  1. getApproximateScaleFactor works for VST3 plugins, what is the equivalent ‘officially approved’ way to get a scale for either the current monitor or main monitor, in AU and AAX plugins.

  2. The transform applied to the editor when the user alters the size of the host plugin window seems like an excellent solution for VST3 plugins, what is the equivalent method for AU and AAX plugins?

I will be very grateful for any replies. I can probably work out a way to do these things from the bottom up, but my boss is very keen for us to do it the ‘right’ way as we are in the middle of some fairly major updates to the way we produce plugins.

Thank you :slightly_smiling_face:

Sorry for not replying earlier, I missed this one.

The scaling transform is only required for hiDPI Windows plug-ins where the scaling is not handled by the OS. In non-hiDPI situations Windows will automatically bitmap scale the UI and on macOS the scale factor is handled internally by the OS and you only ever “see” the logical pixels, so don’t have to deal with physical pixels + scale factors.

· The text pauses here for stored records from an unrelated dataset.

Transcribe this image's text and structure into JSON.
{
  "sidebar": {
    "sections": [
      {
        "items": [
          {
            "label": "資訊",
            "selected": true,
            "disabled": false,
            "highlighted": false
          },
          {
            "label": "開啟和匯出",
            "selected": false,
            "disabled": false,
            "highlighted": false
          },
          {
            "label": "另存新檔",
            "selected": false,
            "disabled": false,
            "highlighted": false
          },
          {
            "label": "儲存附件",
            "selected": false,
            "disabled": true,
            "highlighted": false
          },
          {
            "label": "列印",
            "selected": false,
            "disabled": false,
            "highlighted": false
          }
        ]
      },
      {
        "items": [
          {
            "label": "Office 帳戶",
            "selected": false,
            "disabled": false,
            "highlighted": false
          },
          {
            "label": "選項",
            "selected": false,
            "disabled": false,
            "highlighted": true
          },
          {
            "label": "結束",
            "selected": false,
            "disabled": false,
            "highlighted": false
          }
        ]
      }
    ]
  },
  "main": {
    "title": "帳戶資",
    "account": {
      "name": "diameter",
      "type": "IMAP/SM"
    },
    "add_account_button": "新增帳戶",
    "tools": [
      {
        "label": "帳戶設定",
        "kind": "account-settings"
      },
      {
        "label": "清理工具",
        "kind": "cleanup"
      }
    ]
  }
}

Therefore in AU plug-ins and macOS AAX plug-ins the UI will be automatically scaled and you don’t need to upres images and, as far as I am aware, there is no hiDPI support for AAX plug-ins on Windows so they will be bitmap-scaled by the OS.